(Stored data)

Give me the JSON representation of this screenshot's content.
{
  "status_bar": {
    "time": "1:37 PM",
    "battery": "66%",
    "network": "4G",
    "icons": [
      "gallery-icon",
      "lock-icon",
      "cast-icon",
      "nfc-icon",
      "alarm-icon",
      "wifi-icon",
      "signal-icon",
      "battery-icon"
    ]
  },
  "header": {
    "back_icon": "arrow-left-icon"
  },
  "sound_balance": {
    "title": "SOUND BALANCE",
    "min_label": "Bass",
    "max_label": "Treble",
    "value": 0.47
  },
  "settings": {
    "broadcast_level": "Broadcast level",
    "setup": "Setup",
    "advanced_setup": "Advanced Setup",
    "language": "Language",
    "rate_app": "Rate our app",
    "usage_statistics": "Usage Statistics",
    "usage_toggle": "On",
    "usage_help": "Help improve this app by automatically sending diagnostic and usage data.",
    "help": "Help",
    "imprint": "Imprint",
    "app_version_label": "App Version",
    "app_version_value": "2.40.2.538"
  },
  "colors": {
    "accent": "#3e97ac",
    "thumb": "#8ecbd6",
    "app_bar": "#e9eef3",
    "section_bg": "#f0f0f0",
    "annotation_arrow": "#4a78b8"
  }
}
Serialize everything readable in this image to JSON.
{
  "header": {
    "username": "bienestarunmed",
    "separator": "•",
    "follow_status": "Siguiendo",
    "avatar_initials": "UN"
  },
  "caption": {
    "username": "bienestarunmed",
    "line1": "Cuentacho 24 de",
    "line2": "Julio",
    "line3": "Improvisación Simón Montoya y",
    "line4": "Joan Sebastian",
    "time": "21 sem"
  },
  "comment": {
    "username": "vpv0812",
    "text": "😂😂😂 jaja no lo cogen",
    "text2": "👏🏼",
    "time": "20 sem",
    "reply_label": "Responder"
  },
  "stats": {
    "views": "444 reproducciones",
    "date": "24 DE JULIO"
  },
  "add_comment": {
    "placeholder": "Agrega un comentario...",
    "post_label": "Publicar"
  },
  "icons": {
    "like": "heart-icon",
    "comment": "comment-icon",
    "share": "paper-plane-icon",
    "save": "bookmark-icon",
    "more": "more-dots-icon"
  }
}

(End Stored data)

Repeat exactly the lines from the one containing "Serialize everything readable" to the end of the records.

Serialize everything readable in this image to JSON.
{
  "header": {
    "username": "bienestarunmed",
    "separator": "•",
    "follow_status": "Siguiendo",
    "avatar_initials": "UN"
  },
  "caption": {
    "username": "bienestarunmed",
    "line1": "Cuentacho 24 de",
    "line2": "Julio",
    "line3": "Improvisación Simón Montoya y",
    "line4": "Joan Sebastian",
    "time": "21 sem"
  },
  "comment": {
    "username": "vpv0812",
    "text": "😂😂😂 jaja no lo cogen",
    "text2": "👏🏼",
    "time": "20 sem",
    "reply_label": "Responder"
  },
  "stats": {
    "views": "444 reproducciones",
    "date": "24 DE JULIO"
  },
  "add_comment": {
    "placeholder": "Agrega un comentario...",
    "post_label": "Publicar"
  },
  "icons": {
    "like": "heart-icon",
    "comment": "comment-icon",
    "share": "paper-plane-icon",
    "save": "bookmark-icon",
    "more": "more-dots-icon"
  }
}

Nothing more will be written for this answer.